In the wild, termites play a vital role in breaking down dead plant matter, aiding in nutrient recycling within ecosystems. However, when termites infest human dwellings, the structural damage effects can be costly to repair and compromise the integrity of the affected structures. Prevention and early detection are key in mitigating the destructive impact termites can have on buildings.

Understanding the signs of termite infestation, such as hollow-sounding wood, mud tubes on walls, or discarded wings near windows, is crucial for timely intervention. Seeking professional assistance for termite inspections and implementing preventive measures, such as moisture control and regular maintenance, are essential steps in safeguarding buildings from the detrimental structural damage effects of termite infestations. Termites’ ability to silently and steadily consume wooden structures makes them a persistent threat that should not be underestimated.

Evolutionary Adaptations

Evolutionary adaptations in termites have led to their remarkable success as social insects. These adaptations play a vital role in their survival and function within ecosystems. Key evolutionary features of termites include:

  • Cooperative behavior: Termites exhibit intricate social structures within colonies, with specialized castes performing specific roles. This division of labor enhances their efficiency in tasks like foraging and nest construction.
  • Digestive capabilities: Through symbiotic relationships with microbes in their guts, termites can digest cellulose, a complex organic compound found in plant material. This adaptation allows termites to thrive in environments rich in wood and other plant matter.
  • Reproductive strategies: Termites have evolved diverse reproductive strategies, such as swarming behavior to establish new colonies and the development of supplementary reproductive individuals to ensure colony expansion and genetic diversity.
  • Defense mechanisms: Evolution has equipped termites with elaborate defense mechanisms against predators and environmental threats. These adaptations include constructing elaborate nests, secreting toxic substances, and utilizing alarm pheromones to alert colony members of danger.

The molting process in termites is a crucial aspect of their development. During molting, termites shed their exoskeletons to accommodate growth. This process allows them to adapt and mature within their colony, contributing to the caste system dynamics and overall colony efficiency.

Molting signifies stages of growth and ensures the proper development of individual termites within the colony. It plays a vital role in their communication through the use of pheromones, allowing for coordination and cooperation in various tasks such as nest building, foraging, and defense mechanisms.

The shedding of exoskeletons during molting not only facilitates physical growth but also aids in the exchange of information through chemical signals.
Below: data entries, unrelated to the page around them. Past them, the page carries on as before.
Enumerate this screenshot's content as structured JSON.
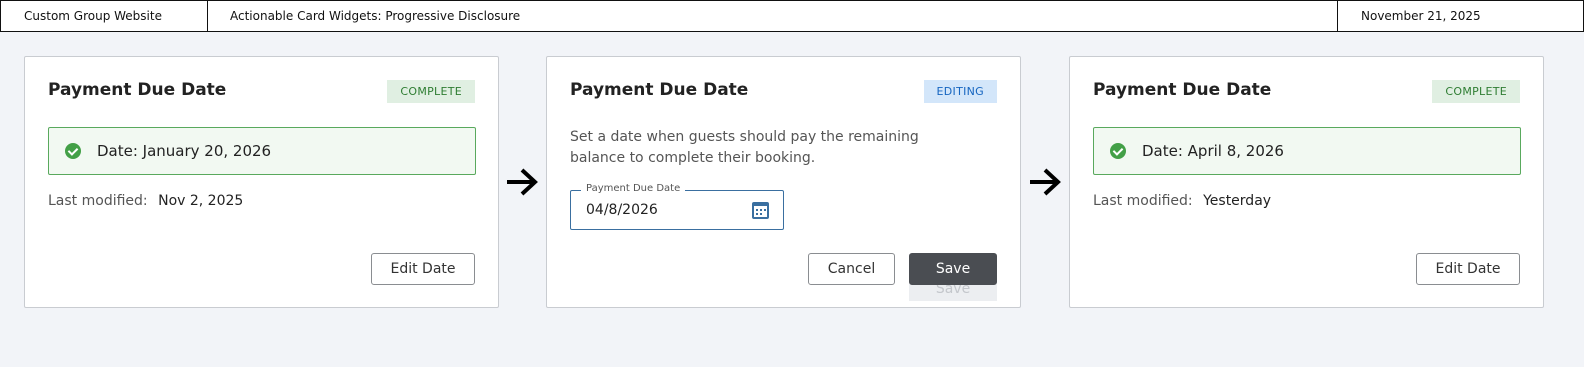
{
  "header": {
    "site": "Custom Group Website",
    "title": "Actionable Card Widgets: Progressive Disclosure",
    "date": "November 21, 2025"
  },
  "cards": [
    {
      "title": "Payment Due Date",
      "badge": "COMPLETE",
      "status": "Date: January 20, 2026",
      "modified_label": "Last modified:",
      "modified_value": "Nov 2, 2025",
      "edit_label": "Edit Date"
    },
    {
      "title": "Payment Due Date",
      "badge": "EDITING",
      "description": "Set a date when guests should pay the remaining balance to complete their booking.",
      "field_label": "Payment Due Date",
      "field_value": "04/8/2026",
      "cancel_label": "Cancel",
      "save_label": "Save",
      "save_ghost_label": "Save"
    },
    {
      "title": "Payment Due Date",
      "badge": "COMPLETE",
      "status": "Date: April 8, 2026",
      "modified_label": "Last modified:",
      "modified_value": "Yesterday",
      "edit_label": "Edit Date"
    }
  ],
  "icons": {
    "check": "check-circle-icon",
    "calendar": "calendar-icon",
    "arrow": "arrow-right-icon"
  },
  "colors": {
    "complete_bg": "#e0efe2",
    "complete_text": "#2e7d32",
    "editing_bg": "#d3e6fa",
    "editing_text": "#1565c0",
    "success_border": "#59a95d",
    "primary_button": "#4a4d52"
  }
}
These pheromones play a crucial role in maintaining social order, identifying nestmates, and responding to environmental changes, emphasizing the intricate communication network present in termite colonies.

Understanding the molting process and its connection to pheromone communication provides valuable insights into the behavior and functioning of termite colonies. It highlights the adaptability and cooperative nature of termites as they navigate through the different developmental stages within their habitat, ultimately shaping their impact on the ecosystem and surrounding structures.

In understanding the intricate development stages of termites, we uncover a world of complexity within their nesting behavior and habitat preferences. From the caste system within their colonies to the crucial role of pheromones in communication, termites’ evolutionary adaptations underscore their impact on ecosystems and structural environments.

As we delve deeper into the life cycle of termites, we gain a profound appreciation for the interconnectedness of their growth factors and molting processes. Through shedding exoskeletons and navigating environmental impacts, termites epitomize resilience and adaptation in the natural world.